It’s Monday morning. I am trying hard to avoid distractions. I close my Gmail window. I make a list of the key goals I want to accomplish this week. I get ready for the P2PU office hour, which is our way to briefly check-in on Monday mornings.
And then a question about CC licenses derails everything. Again. We’ve been here before. And before that. We’ve been here enough times that a little rant is justified.
The fact that it is so difficult to understand how the open licenses play with each other, is a sign that the whole system is deeply dysfunctional. It’s a huge waste of time and energy.
This morning we searched the webs for a picture to include in an upcoming report. We assumed that CC BY was ok, even though the report would be licensed as CC BY SA.
When P2PU chose CC BY SA as our default license, we did so mainly for three reasons: (1) So we could include Wikipedia materials, which are licensed CC BY SA, in P2PU courses. (2) So we could include other more liberally (CC BY) licensed materials in our courses. (3) We thought CC BY SA would provide an extra layer of protection for the materials contributed by our users. (The third point is not relevant to the discussion today).
Back to this morning, when we noticed that the CC BY legal code states that “You may Distribute or Publicly Perform the Work only under the terms of this License.” To the non-legal eye that seems to say, you have to always license downstream works as CC-BY. Which is different from what we thought.
Quick question to the twitter verse supported our original reading of the license, e.g. we can combine CC BY licensed materials with our content and license the result as CC BY SA. Or maybe it just shows that others are also confused.
The details of what’s possible and what’s not are actually not relevant to my point. What’s important is that we spend (waste) our time trying to figure out how the different open licenses play together.

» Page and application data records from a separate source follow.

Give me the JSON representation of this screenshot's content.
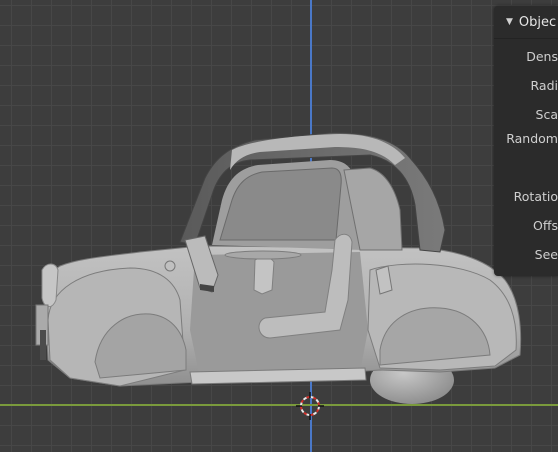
{
  "panel": {
    "title": "Objec",
    "properties": [
      {
        "label": "Dens"
      },
      {
        "label": "Radi"
      },
      {
        "label": "Sca"
      },
      {
        "label": "Random"
      },
      {
        "label": "Rotatio"
      },
      {
        "label": "Offs"
      },
      {
        "label": "See"
      }
    ]
  },
  "colors": {
    "viewport_bg": "#3d3d3d",
    "grid_line": "#474747",
    "axis_z": "#4a78c8",
    "axis_x": "#7a9a3c",
    "panel_bg": "#2b2b2b",
    "model_base": "#b4b4b4",
    "model_dark": "#555555"
  },
  "icons": [
    "collapse-triangle-icon",
    "3d-cursor-icon"
  ]
}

Yet, we are all on the side of open, and ultimately our positions are much closer to each other than to the opposite side of the spectrum, e.g. all rights reserved. How can we get over the subtle differences in our positions, and work together to pick the real fight. It’s like endless arguments with your neighbor while the landlord gets ready to evict both of you.
Can we (on the open side) not just compromise and pick one license, either CC BY or CC BY SA and then there is only one choice to make: all-rights-reserved or open. It will be clear what open means.
I would love to see Creative Commons reboot and support only one license.